One night that winter, we were hit with a huge snow storm. I was taking the metro home like any other day shortly after 5pm. I was with a couple of my buddies.
Anyway we were on the platform waiting for the metro. Down the tunnel, I could see the metro train was already at Atwater station, one previous stop. The metro car makes it way to my stop at Guy-Concordia. It was basically empty. I recall thinking to myself that perhaps many elected to stay home that day.
The metro car’s doors open, and who do I see standing facing me as I boarded the metro car? Le Gros Bill himself, Monsieur Jean Béliveau. I was awestruck. For a second, I froze. I walk into the metro car. I make eye contact with Mr. Béliveau. I smile. He smiles. And I go stand next to him, not saying a word. I was in just total amazement. Although I never watched Mr. Béliveau play, as he retired from hockey when I was 1 year old, as a big Habs fan, I knew who this legend was.
So while i was standing besides this gentle giant, my buddies all went rushing in for empty seats like mice go after cheese. But I didn’t. I continued standing next to a legend. But my buddies kept calling me over. “Hey Mario, there’s a seat for you here”. Over and over they pestered me. And to myself I’m trying to tell them, “Hey guys, don’t you know who this man next to me is”?

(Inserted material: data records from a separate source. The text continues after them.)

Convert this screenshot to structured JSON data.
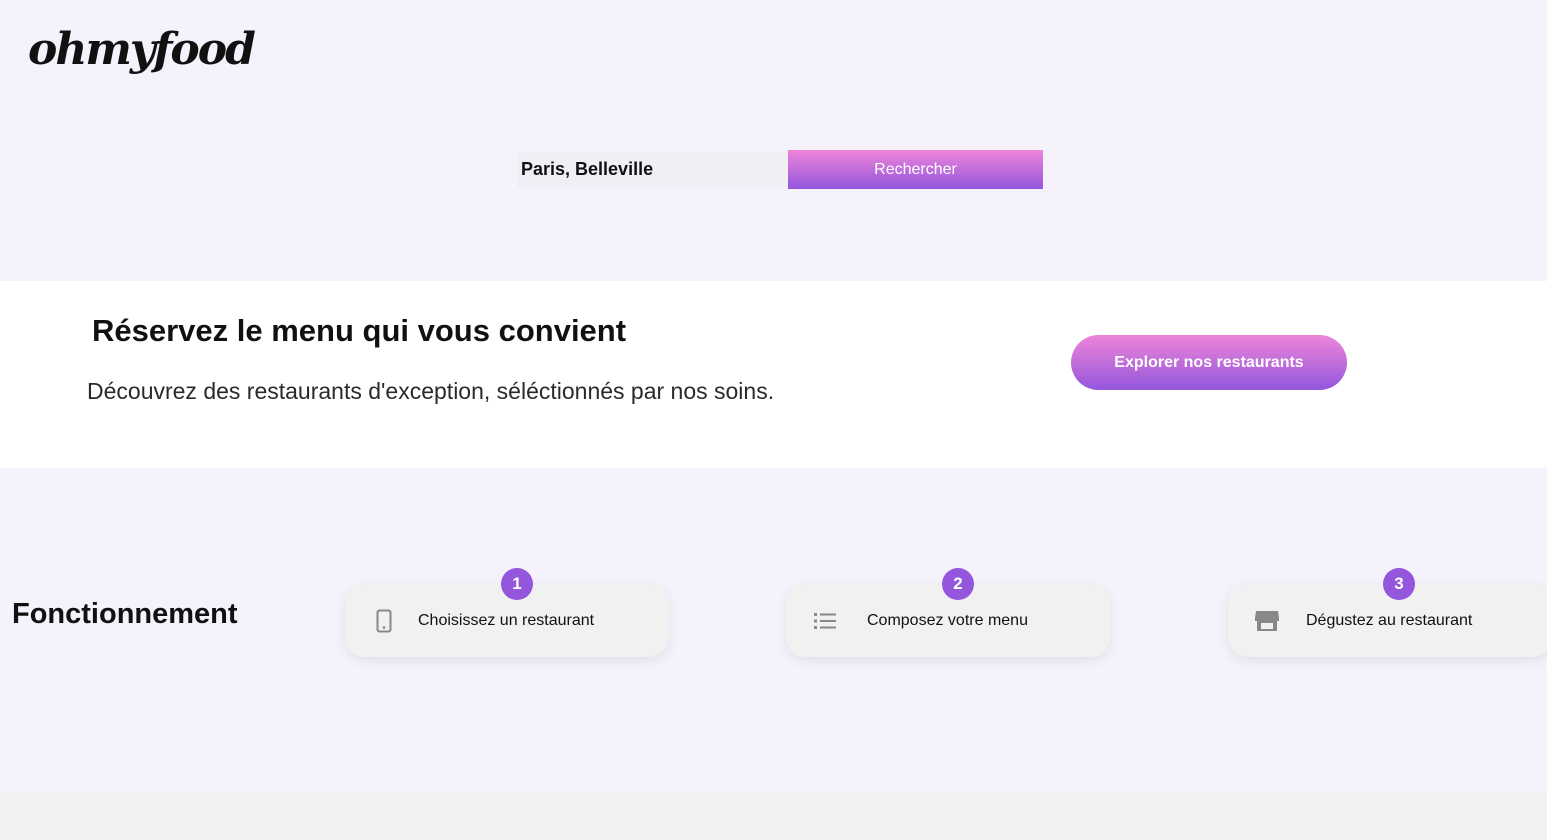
{
  "brand": {
    "logo_text": "ohmyfood"
  },
  "search": {
    "location_value": "Paris, Belleville",
    "button_label": "Rechercher"
  },
  "hero": {
    "title": "Réservez le menu qui vous convient",
    "subtitle": "Découvrez des restaurants d'exception, séléctionnés par nos soins.",
    "cta_label": "Explorer nos restaurants"
  },
  "how_it_works": {
    "title": "Fonctionnement",
    "steps": [
      {
        "number": "1",
        "icon": "smartphone-icon",
        "label": "Choisissez un restaurant"
      },
      {
        "number": "2",
        "icon": "list-icon",
        "label": "Composez votre menu"
      },
      {
        "number": "3",
        "icon": "storefront-icon",
        "label": "Dégustez au restaurant"
      }
    ]
  },
  "colors": {
    "gradient_top": "#ee85d9",
    "gradient_bottom": "#9356dc",
    "accent_purple": "#9356dc",
    "section_background": "#f5f2fc"
  }
}
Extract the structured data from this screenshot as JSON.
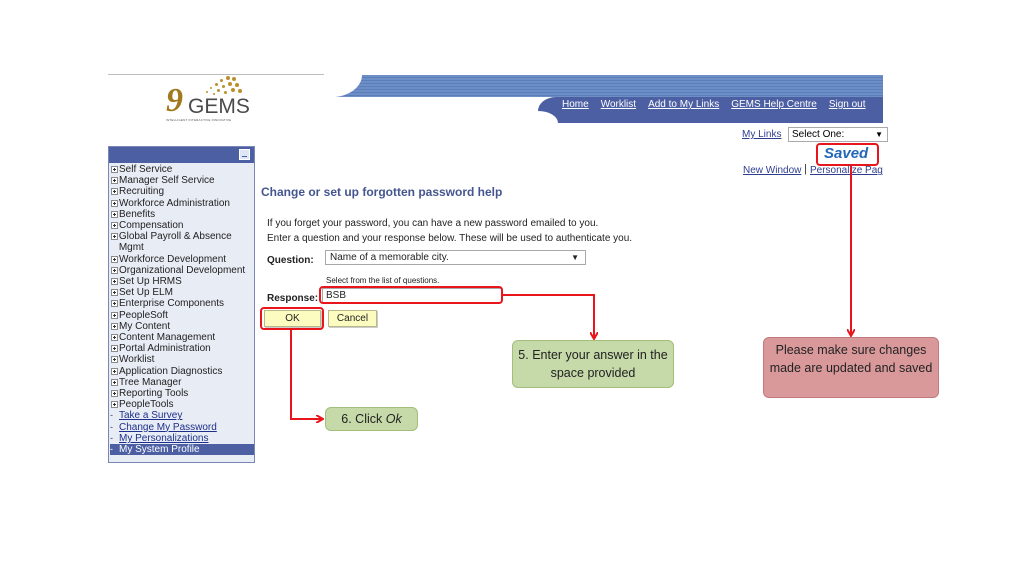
{
  "logo": {
    "brand": "GEMS",
    "tagline": "INTELLIGENT INTERACTIVE INNOVATIVE"
  },
  "header": {
    "nav": [
      {
        "label": "Home"
      },
      {
        "label": "Worklist"
      },
      {
        "label": "Add to My Links"
      },
      {
        "label": "GEMS Help Centre"
      },
      {
        "label": "Sign out"
      }
    ],
    "my_links_label": "My Links",
    "my_links_select": "Select One:",
    "new_window": "New Window",
    "separator": "|",
    "personalize_page": "Personalize Page",
    "saved_label": "Saved"
  },
  "sidebar": {
    "items": [
      {
        "label": "Self Service",
        "type": "folder"
      },
      {
        "label": "Manager Self Service",
        "type": "folder"
      },
      {
        "label": "Recruiting",
        "type": "folder"
      },
      {
        "label": "Workforce Administration",
        "type": "folder"
      },
      {
        "label": "Benefits",
        "type": "folder"
      },
      {
        "label": "Compensation",
        "type": "folder"
      },
      {
        "label": "Global Payroll & Absence Mgmt",
        "type": "folder"
      },
      {
        "label": "Workforce Development",
        "type": "folder"
      },
      {
        "label": "Organizational Development",
        "type": "folder"
      },
      {
        "label": "Set Up HRMS",
        "type": "folder"
      },
      {
        "label": "Set Up ELM",
        "type": "folder"
      },
      {
        "label": "Enterprise Components",
        "type": "folder"
      },
      {
        "label": "PeopleSoft",
        "type": "folder"
      },
      {
        "label": "My Content",
        "type": "folder"
      },
      {
        "label": "Content Management",
        "type": "folder"
      },
      {
        "label": "Portal Administration",
        "type": "folder"
      },
      {
        "label": "Worklist",
        "type": "folder"
      },
      {
        "label": "Application Diagnostics",
        "type": "folder"
      },
      {
        "label": "Tree Manager",
        "type": "folder"
      },
      {
        "label": "Reporting Tools",
        "type": "folder"
      },
      {
        "label": "PeopleTools",
        "type": "folder"
      },
      {
        "label": "Take a Survey",
        "type": "link"
      },
      {
        "label": "Change My Password",
        "type": "link"
      },
      {
        "label": "My Personalizations",
        "type": "link"
      },
      {
        "label": "My System Profile",
        "type": "active"
      }
    ]
  },
  "main": {
    "title": "Change or set up forgotten password help",
    "info_line1": "If you forget your password, you can have a new password emailed to you.",
    "info_line2": "Enter a question and your response below. These will be used to authenticate you.",
    "question_label": "Question:",
    "question_value": "Name of a memorable city.",
    "question_hint": "Select from the list of questions.",
    "response_label": "Response:",
    "response_value": "BSB",
    "ok_label": "OK",
    "cancel_label": "Cancel"
  },
  "callouts": {
    "step5": "5. Enter your answer in the space provided",
    "step6_prefix": "6. Click ",
    "step6_emph": "Ok",
    "save_note": "Please make sure changes made are updated and saved"
  },
  "colors": {
    "highlight_red": "#e8161c",
    "callout_green": "#c6d9a8",
    "callout_red": "#d9999b",
    "nav_blue": "#4c5fa3",
    "title_blue": "#45568f"
  }
}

One short stop later at Peel Metro station, I left my spot next to Mr. Béliveau, and I went to sit with my friends. I had to explain to them who that gentleman was.
At the time Mr. Béliveau was Vice-President of the Montreal Canadiens. And like many that day, he was taking the metro home from The Montreal Forum (Atwater Metro) due to the storm.
Mr. Béliveau disembarked at Berri-UQAM, making his way to the yellow line heading towards his home on the South Shore.
Fast forward to Year 2005. Mr. Jean Béliveau was putting the majority of his memorabilia up for auction. He was promoting the auction on a Sunday night Memorabilia radio show on what was then Team990 (now TSN690). And that night, the radio host was taking calls. So I decided to call.
I explained to Mr. Beliveau that I had the opportunity to shake his hand 12 years earlier but I didn’t, and that it was an honour for me to be speaking with him finally. Mr. Béliveau replies to me and says, “Sir, the pleasure is all mine”.
Just pure class.
I went on to ask him, what was the most prized memorabilia he was parting with from his auction. His answer? The 1971 Canadiens white jersey he last wore during the 1971 Stanley Cup Finals. His last Stanley Cup ever.
RIP Monsieur Béliveau.